Anti-immigration Hungarian President Viktor Orban has unveiled his Government’s plan to keep the country’s birth rate from falling without relying on immigrants. Mr Orban said Hungary has found a different solution than the one being adopted by “the West”. Western countries, he said, found the answer to falling birth rates in Europe in immigration. He said: “For every missing child, there should be one coming in and then the numbers will be fine.” However, Hungarians “think differently.”
He continued: "We do not need numbers. We need Hungarian children."
Mr Orban finished his speech saying: “Long live Hungary and long live the Hungarians!”
The Hungarian President has adopted a harsh stance against immigration, openly opposing the EU's immigration policy and refusing to take in the quota of immigrants from outside the bloc imposed by Brussels.
Hungary’s population is falling by 32,000 a year, with the country’s women having fewer children than the EU average.
While the average number of children women in the EU have in their lifetime is 1.58, Hungary can only count 1.45.
The seven-point plan unveiled by Mr Orban to boost the birth rate in Hungary presents incentives for both mothers and young couples.

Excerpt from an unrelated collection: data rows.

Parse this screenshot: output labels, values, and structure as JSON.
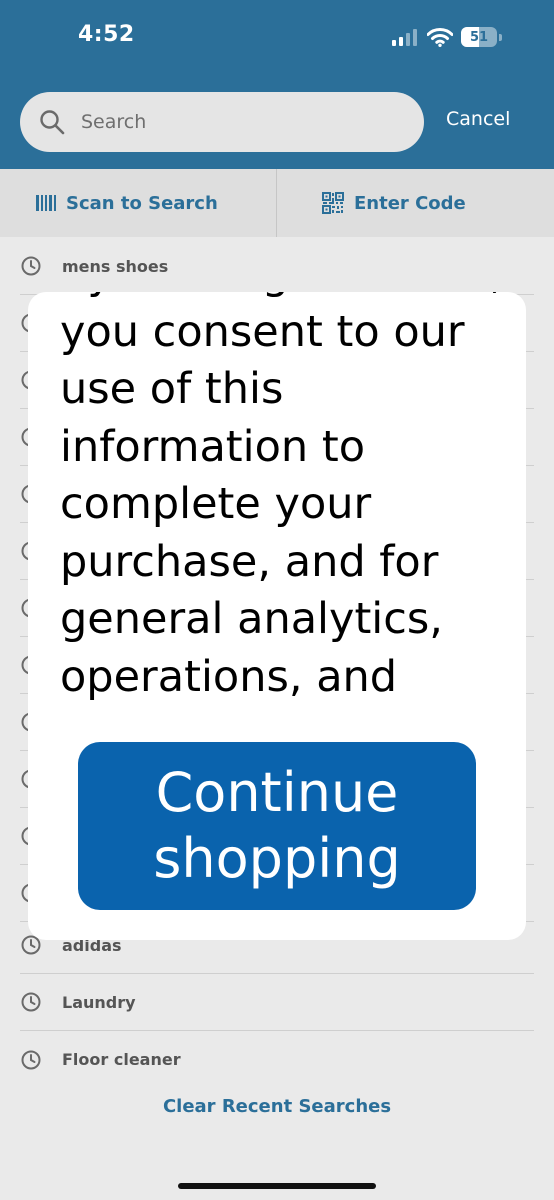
{
  "status_bar": {
    "time": "4:52",
    "battery": "51"
  },
  "search": {
    "placeholder": "Search",
    "cancel_label": "Cancel"
  },
  "actions": {
    "scan_label": "Scan to Search",
    "code_label": "Enter Code"
  },
  "recent_searches": {
    "items": [
      {
        "label": "mens shoes"
      },
      {
        "label": ""
      },
      {
        "label": ""
      },
      {
        "label": ""
      },
      {
        "label": ""
      },
      {
        "label": ""
      },
      {
        "label": ""
      },
      {
        "label": ""
      },
      {
        "label": ""
      },
      {
        "label": ""
      },
      {
        "label": ""
      },
      {
        "label": ""
      },
      {
        "label": "adidas"
      },
      {
        "label": "Laundry"
      },
      {
        "label": "Floor cleaner"
      }
    ],
    "clear_label": "Clear Recent Searches"
  },
  "modal": {
    "body_text": "by clicking continue, you consent to our use of this information to complete your purchase, and for general analytics, operations, and fraud prevention.",
    "continue_label": "Continue shopping"
  },
  "colors": {
    "brand_blue": "#2b6f99",
    "button_blue": "#0a63ad",
    "background": "#eaeaea"
  },
  "icons": {
    "search": "magnifier-icon",
    "scan": "barcode-icon",
    "code": "qr-code-icon",
    "recent": "clock-icon"
  }
}
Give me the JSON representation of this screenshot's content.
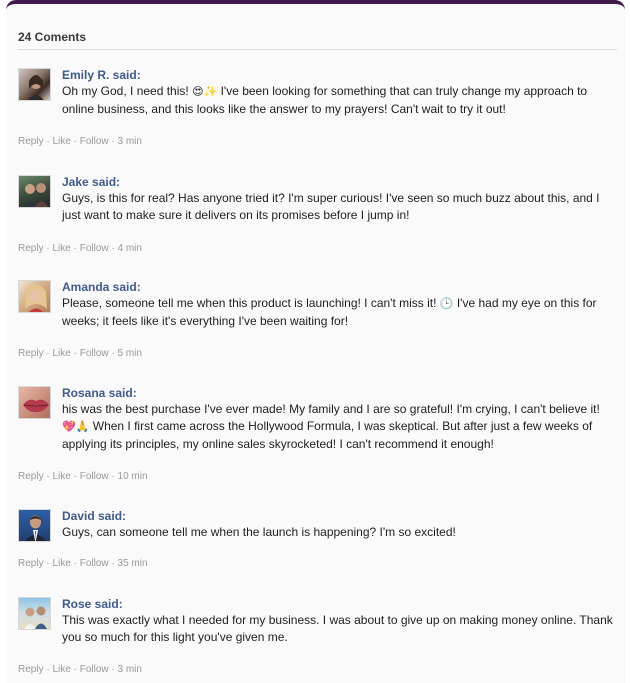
{
  "header": {
    "title": "24 Coments"
  },
  "actions": {
    "reply": "Reply",
    "like": "Like",
    "follow": "Follow",
    "sep": " · "
  },
  "comments": [
    {
      "author": "Emily R. said:",
      "avatar_icon": "woman-portrait-avatar",
      "text_before": "Oh my God, I need this! ",
      "emoji": "😍✨",
      "text_after": " I've been looking for something that can truly change my approach to online business, and this looks like the answer to my prayers! Can't wait to try it out!",
      "time": "3 min"
    },
    {
      "author": "Jake said:",
      "avatar_icon": "couple-photo-avatar",
      "text_before": "Guys, is this for real? Has anyone tried it? I'm super curious! I've seen so much buzz about this, and I just want to make sure it delivers on its promises before I jump in!",
      "emoji": "",
      "text_after": "",
      "time": "4 min"
    },
    {
      "author": "Amanda said:",
      "avatar_icon": "blonde-woman-avatar",
      "text_before": "Please, someone tell me when this product is launching! I can't miss it! ",
      "emoji": "🕒",
      "text_after": " I've had my eye on this for weeks; it feels like it's everything I've been waiting for!",
      "time": "5 min"
    },
    {
      "author": "Rosana said:",
      "avatar_icon": "lips-closeup-avatar",
      "text_before": "his was the best purchase I've ever made! My family and I are so grateful! I'm crying, I can't believe it! ",
      "emoji": "💖🙏",
      "text_after": " When I first came across the Hollywood Formula, I was skeptical. But after just a few weeks of applying its principles, my online sales skyrocketed! I can't recommend it enough!",
      "time": "10 min"
    },
    {
      "author": "David said:",
      "avatar_icon": "man-in-suit-avatar",
      "text_before": "Guys, can someone tell me when the launch is happening? I'm so excited!",
      "emoji": "",
      "text_after": "",
      "time": "35 min"
    },
    {
      "author": "Rose said:",
      "avatar_icon": "beach-couple-avatar",
      "text_before": "This was exactly what I needed for my business. I was about to give up on making money online. Thank you so much for this light you've given me.",
      "emoji": "",
      "text_after": "",
      "time": "3 min"
    }
  ]
}
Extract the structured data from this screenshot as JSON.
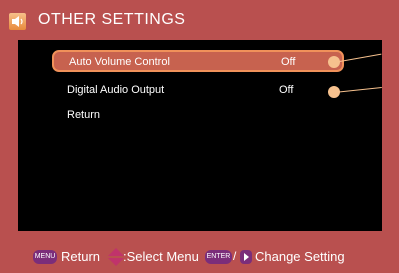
{
  "header": {
    "title": "OTHER SETTINGS",
    "icon": "speaker-icon"
  },
  "menu": {
    "items": [
      {
        "label": "Auto Volume Control",
        "value": "Off"
      },
      {
        "label": "Digital Audio Output",
        "value": "Off"
      },
      {
        "label": "Return",
        "value": ""
      }
    ],
    "selected_index": 0
  },
  "footer": {
    "menu_key": "MENU",
    "return_label": "Return",
    "select_label": ":Select Menu",
    "enter_key": "ENTER",
    "slash": "/",
    "change_label": "Change Setting"
  },
  "colors": {
    "background": "#b9504f",
    "panel": "#000000",
    "highlight": "#c7624f",
    "highlight_border": "#f0915a",
    "key": "#7b2d7a",
    "accent": "#f6c18e"
  }
}
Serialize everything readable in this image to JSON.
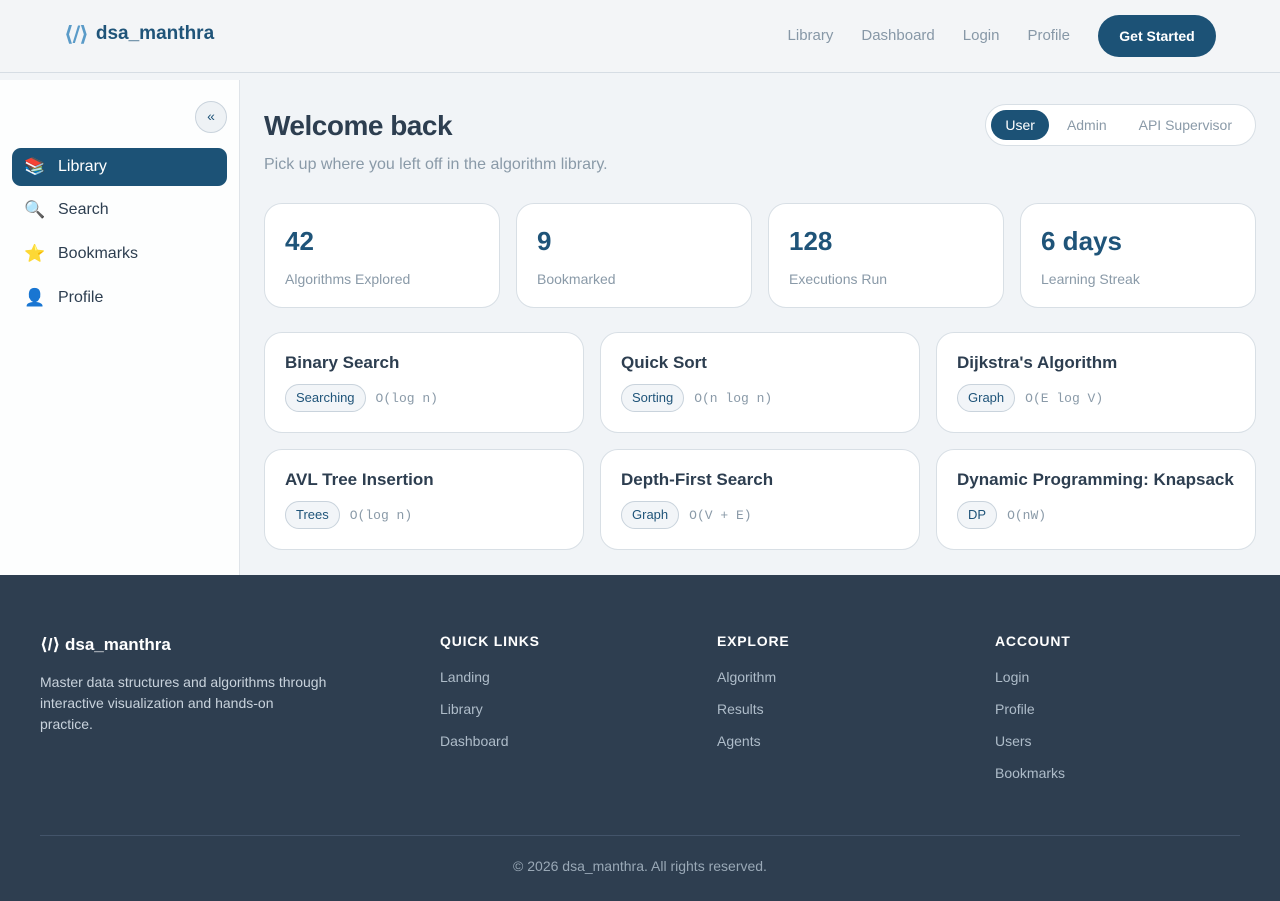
{
  "header": {
    "brand_icon": "⟨/⟩",
    "brand_name": "dsa_manthra",
    "nav": [
      "Library",
      "Dashboard",
      "Login",
      "Profile"
    ],
    "cta": "Get Started"
  },
  "sidebar": {
    "collapse_label": "«",
    "items": [
      {
        "icon": "📚",
        "label": "Library",
        "active": true
      },
      {
        "icon": "🔍",
        "label": "Search",
        "active": false
      },
      {
        "icon": "⭐",
        "label": "Bookmarks",
        "active": false
      },
      {
        "icon": "👤",
        "label": "Profile",
        "active": false
      }
    ]
  },
  "main": {
    "title": "Welcome back",
    "subtitle": "Pick up where you left off in the algorithm library.",
    "roles": [
      "User",
      "Admin",
      "API Supervisor"
    ],
    "active_role": "User",
    "stats": [
      {
        "value": "42",
        "label": "Algorithms Explored"
      },
      {
        "value": "9",
        "label": "Bookmarked"
      },
      {
        "value": "128",
        "label": "Executions Run"
      },
      {
        "value": "6 days",
        "label": "Learning Streak"
      }
    ],
    "algorithms": [
      {
        "name": "Binary Search",
        "tag": "Searching",
        "complexity": "O(log n)"
      },
      {
        "name": "Quick Sort",
        "tag": "Sorting",
        "complexity": "O(n log n)"
      },
      {
        "name": "Dijkstra's Algorithm",
        "tag": "Graph",
        "complexity": "O(E log V)"
      },
      {
        "name": "AVL Tree Insertion",
        "tag": "Trees",
        "complexity": "O(log n)"
      },
      {
        "name": "Depth-First Search",
        "tag": "Graph",
        "complexity": "O(V + E)"
      },
      {
        "name": "Dynamic Programming: Knapsack",
        "tag": "DP",
        "complexity": "O(nW)"
      }
    ]
  },
  "footer": {
    "brand": "⟨/⟩ dsa_manthra",
    "description": "Master data structures and algorithms through interactive visualization and hands-on practice.",
    "columns": [
      {
        "heading": "QUICK LINKS",
        "links": [
          "Landing",
          "Library",
          "Dashboard"
        ]
      },
      {
        "heading": "EXPLORE",
        "links": [
          "Algorithm",
          "Results",
          "Agents"
        ]
      },
      {
        "heading": "ACCOUNT",
        "links": [
          "Login",
          "Profile",
          "Users",
          "Bookmarks"
        ]
      }
    ],
    "copyright": "© 2026 dsa_manthra. All rights reserved."
  },
  "colors": {
    "primary": "#1c5276",
    "footer_bg": "#2e3e50",
    "muted_text": "#8a9aa8"
  }
}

Under these plans, Hungarian mothers with four or more children will be exempted for life from paying income tax.
And young couples will be offered interest-free loans of £27,400 (10 million Hungarian forints) to be cancelled once they have three children.
The plan, which was launched during Mr Orban’s state of the nation address, included a pledge to create 21,000 nursery places over the next three years, an extra £1.94bn ($2.5bn) to be spent on the country's healthcare system and housing subsidies.
The EU member state counting the highest fertility rate is France, set at 1.92 children per woman on average.
Spain and Italy are performing even worse than Hungary, with their fertility rates at 1.34, according to EU statistics agency Eurostat.
Hungary’s plan of boosting births by giving financial support to families has already been tried and tested by other countries around the world.
Germany has given parents a legal right to a nursery place once their child turn one and has laws granting lower childcare fees to parents in financial difficulties.
Italy gives mothers a monthly allowance of £70 (€80) per month for every child - with poorest families receiving £140.24 (€160) per child.